Task details:
Return the entries in full, exactly as they were written.

Data provided START

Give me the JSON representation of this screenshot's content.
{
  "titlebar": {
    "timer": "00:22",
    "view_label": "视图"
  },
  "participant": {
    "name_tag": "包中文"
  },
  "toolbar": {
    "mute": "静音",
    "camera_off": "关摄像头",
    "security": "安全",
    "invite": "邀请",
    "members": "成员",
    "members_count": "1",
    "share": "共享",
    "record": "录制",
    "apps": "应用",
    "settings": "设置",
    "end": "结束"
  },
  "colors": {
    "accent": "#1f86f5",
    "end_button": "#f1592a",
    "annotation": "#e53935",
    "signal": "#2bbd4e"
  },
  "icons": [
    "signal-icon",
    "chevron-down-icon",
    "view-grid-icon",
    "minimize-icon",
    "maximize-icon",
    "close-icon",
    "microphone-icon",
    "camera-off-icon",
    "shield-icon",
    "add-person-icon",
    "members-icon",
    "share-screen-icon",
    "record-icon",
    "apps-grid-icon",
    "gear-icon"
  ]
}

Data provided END

Completed exercise:
Give me the JSON representation of this screenshot's content.
{
  "titlebar": {
    "timer": "00:22",
    "view_label": "视图"
  },
  "participant": {
    "name_tag": "包中文"
  },
  "toolbar": {
    "mute": "静音",
    "camera_off": "关摄像头",
    "security": "安全",
    "invite": "邀请",
    "members": "成员",
    "members_count": "1",
    "share": "共享",
    "record": "录制",
    "apps": "应用",
    "settings": "设置",
    "end": "结束"
  },
  "colors": {
    "accent": "#1f86f5",
    "end_button": "#f1592a",
    "annotation": "#e53935",
    "signal": "#2bbd4e"
  },
  "icons": [
    "signal-icon",
    "chevron-down-icon",
    "view-grid-icon",
    "minimize-icon",
    "maximize-icon",
    "close-icon",
    "microphone-icon",
    "camera-off-icon",
    "shield-icon",
    "add-person-icon",
    "members-icon",
    "share-screen-icon",
    "record-icon",
    "apps-grid-icon",
    "gear-icon"
  ]
}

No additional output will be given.